CSE’s Bright Green Future (BGF) developed 193 young leaders with skills to influence decision-making on energy and environment in their local area. The project supported young people through; skills development; practical project leadership; ‘policy and influence’ placements and a residential week to provide BFGers with peer-to-peer learning, challenging and stimulating speakers and activities to develop skills and confidence.
In a survey of past participants:
- 81% reported improved confidence
- 79% reported improved self-esteem
- 92% reported feeling more confident about being able to shape and influence the local planning system to positively affect the environment.
Companies and organisations involved in running workshops/speaking with BFG students included: Town and Country Planning Association, Triodos Bank, FairShare, Scottish Government, Friends of the Earth, Good Energy and Black and Green Ambassadors for Bristol. The speakers provided inspiration to the students and while giving them the opportunity to platform their sustainability and social justice work to a youth audience.
“Coming out of the weekend, I am a changed person. I am more aware of the problems we’re facing, but I feel empowered to do more about it, inspired by the stories of the activists I’m surrounded by. I leave full of hope for the future. I also leave with more knowledge about myself. And that is always a good thing.”
“It has made me consider career paths which I had not previously thought about. It has also made me more conscious in my everyday life of what I can do to live more sustainably.”
85 local projects were completed through the project, tackling a wide variety of issues, the most common being waste or plastic reduction and energy and climate change. The most popular project types were running an eco-event at school or in their community, running an awareness raising campaign, wildflower planting or community gardening. Through these local projects, an estimated 3,960 young people have been reached. This number is based on the students’ local projects and how many people their work reached through mechanisms such as school assemblies, talks with primary schools and local community outreach. For many students, the local project was the first time they had had the opportunity to develop, manage and deliver their own project from start to finish. Local projects not only provided an opportunity to explore a sustainability topic of their choice, but from our survey responses, 92% of students reported that they gained new skills and knowledge in low carbon project management.
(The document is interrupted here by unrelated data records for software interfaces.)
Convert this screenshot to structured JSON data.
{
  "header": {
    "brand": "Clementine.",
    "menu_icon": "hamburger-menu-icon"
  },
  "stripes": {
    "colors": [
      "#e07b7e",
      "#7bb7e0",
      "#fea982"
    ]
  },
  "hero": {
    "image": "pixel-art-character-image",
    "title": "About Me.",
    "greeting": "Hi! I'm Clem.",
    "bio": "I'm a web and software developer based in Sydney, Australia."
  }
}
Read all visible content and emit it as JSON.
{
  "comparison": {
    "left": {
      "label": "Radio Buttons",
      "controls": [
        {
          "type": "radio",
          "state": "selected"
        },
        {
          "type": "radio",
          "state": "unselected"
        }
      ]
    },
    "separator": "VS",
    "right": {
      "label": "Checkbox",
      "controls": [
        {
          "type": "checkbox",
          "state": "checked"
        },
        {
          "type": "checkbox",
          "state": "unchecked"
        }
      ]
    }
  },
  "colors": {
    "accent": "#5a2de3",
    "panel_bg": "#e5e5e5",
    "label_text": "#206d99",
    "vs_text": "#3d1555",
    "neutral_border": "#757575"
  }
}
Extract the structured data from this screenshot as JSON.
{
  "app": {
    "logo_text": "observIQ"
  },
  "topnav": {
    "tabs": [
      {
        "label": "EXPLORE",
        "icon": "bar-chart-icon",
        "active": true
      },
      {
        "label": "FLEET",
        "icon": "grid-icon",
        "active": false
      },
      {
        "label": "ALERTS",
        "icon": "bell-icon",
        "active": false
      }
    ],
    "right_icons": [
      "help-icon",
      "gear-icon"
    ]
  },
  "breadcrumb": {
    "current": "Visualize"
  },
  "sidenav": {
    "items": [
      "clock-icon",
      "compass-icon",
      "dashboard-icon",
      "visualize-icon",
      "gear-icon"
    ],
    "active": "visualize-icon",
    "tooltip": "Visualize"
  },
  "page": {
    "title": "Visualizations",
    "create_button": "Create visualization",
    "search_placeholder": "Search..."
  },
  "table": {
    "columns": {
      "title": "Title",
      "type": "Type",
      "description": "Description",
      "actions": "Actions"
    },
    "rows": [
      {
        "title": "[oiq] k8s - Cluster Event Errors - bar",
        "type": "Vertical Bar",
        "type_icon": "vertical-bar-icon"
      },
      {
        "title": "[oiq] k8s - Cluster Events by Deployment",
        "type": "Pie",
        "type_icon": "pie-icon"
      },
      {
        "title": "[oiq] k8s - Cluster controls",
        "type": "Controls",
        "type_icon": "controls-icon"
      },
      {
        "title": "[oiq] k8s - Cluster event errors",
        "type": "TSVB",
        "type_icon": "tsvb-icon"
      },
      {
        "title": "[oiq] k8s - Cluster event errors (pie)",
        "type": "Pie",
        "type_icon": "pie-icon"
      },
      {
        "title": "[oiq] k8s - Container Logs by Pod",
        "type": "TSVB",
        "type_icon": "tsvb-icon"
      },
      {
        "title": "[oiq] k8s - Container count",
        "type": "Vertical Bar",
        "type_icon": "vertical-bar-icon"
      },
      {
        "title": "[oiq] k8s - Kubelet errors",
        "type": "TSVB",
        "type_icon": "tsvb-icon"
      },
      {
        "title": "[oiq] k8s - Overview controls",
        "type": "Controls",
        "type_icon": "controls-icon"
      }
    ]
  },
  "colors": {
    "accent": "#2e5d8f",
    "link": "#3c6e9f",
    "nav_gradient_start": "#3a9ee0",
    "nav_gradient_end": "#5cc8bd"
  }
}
These skills included time management, team working and planning.
Several BGF students from have come together to organise and run a BGF alumni network. This demonstrates the legacy of the programme and represents a fantastic opportunity for graduating BGF students to stay in touch, continue to be empowered and inspire each other. The alumni coordination group have also created an Instagram group chat and mailing list to further promote the opportunities and collaboration among alumni and current cohorts, as well a LinkedIn group to share professional opportunities to share opportunities in the sustainability and environmental sector.
In 2019, BGF students took part in Our Bright Future’s parliamentary event to present young people’s opinions on the environment to policy makers. The students met with MPs to talk to them about the changes they
wish to see and the issues affecting them. Matthew wrote about the experience in this blog.